Right to Remain Silent
Posted by Scott Gorman - November 13, 2016

Along with “We the People” and “Four score and seven years ago,” “You have the right to remain silent” is one of the most widely-recognized phrases in our country. Thanks to criminal shows like CSI and Law and Order SVU, the opening lines of what are commonly known as “Miranda rights” are what most people are familiar with and associate with criminal investigations.

In crime show dramas on TV, the scene typically fades out once the arrest is made and the opening lines of the person’s Miranda rights are all that the audience hears. However, there are several other protections granted to people in custody for suspected criminal activity beyond the right to silence, and people should be aware of these rights in case they end up involved in a criminal case or in police custody.

Why Miranda?

The Miranda rights were established as a result of the United States Supreme Court case Miranda v. Arizona. This 1966 case involved statements that the police obtained from the defendants while they were interrogated by officers with respect to criminal activity. The U.S. Supreme Court determined that the defendants had not been advised of their constitutional rights before they were interrogated and ruled that the statements were inadmissible in the case because the police had violated the suspects’ Fifth Amendment protection against self-incrimination.

According to the U.S. Supreme Court’s ruling in Miranda, there are three requirements that must be met for police to read a suspect his or her Miranda rights:

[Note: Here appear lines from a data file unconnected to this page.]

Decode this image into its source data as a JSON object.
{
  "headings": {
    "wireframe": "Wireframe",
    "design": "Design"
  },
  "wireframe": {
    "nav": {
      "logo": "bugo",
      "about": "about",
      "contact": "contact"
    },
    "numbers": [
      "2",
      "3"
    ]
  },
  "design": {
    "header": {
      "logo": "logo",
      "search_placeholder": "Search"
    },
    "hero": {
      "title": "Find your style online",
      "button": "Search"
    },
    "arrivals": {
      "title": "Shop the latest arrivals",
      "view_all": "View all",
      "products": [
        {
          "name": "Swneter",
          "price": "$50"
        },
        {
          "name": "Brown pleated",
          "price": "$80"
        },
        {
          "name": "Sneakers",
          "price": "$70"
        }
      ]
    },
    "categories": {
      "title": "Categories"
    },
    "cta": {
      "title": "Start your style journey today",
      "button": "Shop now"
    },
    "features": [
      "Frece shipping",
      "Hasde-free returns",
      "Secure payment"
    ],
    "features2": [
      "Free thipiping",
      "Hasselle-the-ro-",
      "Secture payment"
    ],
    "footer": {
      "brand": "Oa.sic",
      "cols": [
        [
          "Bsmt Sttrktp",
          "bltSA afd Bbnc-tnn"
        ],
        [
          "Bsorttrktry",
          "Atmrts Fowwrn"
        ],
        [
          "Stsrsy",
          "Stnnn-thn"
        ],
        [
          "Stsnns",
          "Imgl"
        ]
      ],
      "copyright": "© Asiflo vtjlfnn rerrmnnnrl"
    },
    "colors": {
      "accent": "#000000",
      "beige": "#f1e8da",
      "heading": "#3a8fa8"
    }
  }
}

1. Custody – To be in police custody, a person need not be placed under arrest. Rather, the test for determining whether a person has been placed into custody depends on whether a reasonable person would feel free to leave under the circumstances. Significant factors include the level of force used by the police and the location of the questioning. Being interrogated at a police station is more suggestive of a custodial situation, but a person could be placed into custody in his own home.
2. Interrogation – The suspect may be asked questions that could lead to self-incrimination. The standard for interrogation is set by whether the officers involved know that a suspect has a high potential to incriminate him or herself in providing testimony or answering questions.
3. Testimonial – The Miranda protections only apply when a person is providing testimony to the police. A person providing information in a lineup, for example, does not trigger the protections of the Miranda rights because he or she is just providing confirmation of physical characteristics.

A defendant can waive his or her Miranda rights through an express or implied waiver. This waiver must be given freely with an intelligent understanding that he or she is forfeiting those rights. The waiver must also be made without any coercion or influence by the arresting officers. Anyone who waives his Miranda rights still has the right to change his mind at any time and invoke the Miranda protections.

At The Gorman Law Firm, Scott Gorman represents anyone who has been charged with criminal activity or has been called in for questioning in a criminal investigation. Any wrong move could lead to additional charges or further suspicion, so it’s important to have a  Morristown criminal defense attorney like Scott by your side to navigate the challenges presented in a criminal interrogation. For more information about your rights under the law, contact The Gorman Law Firm today.

Published in Categories: Criminal Defense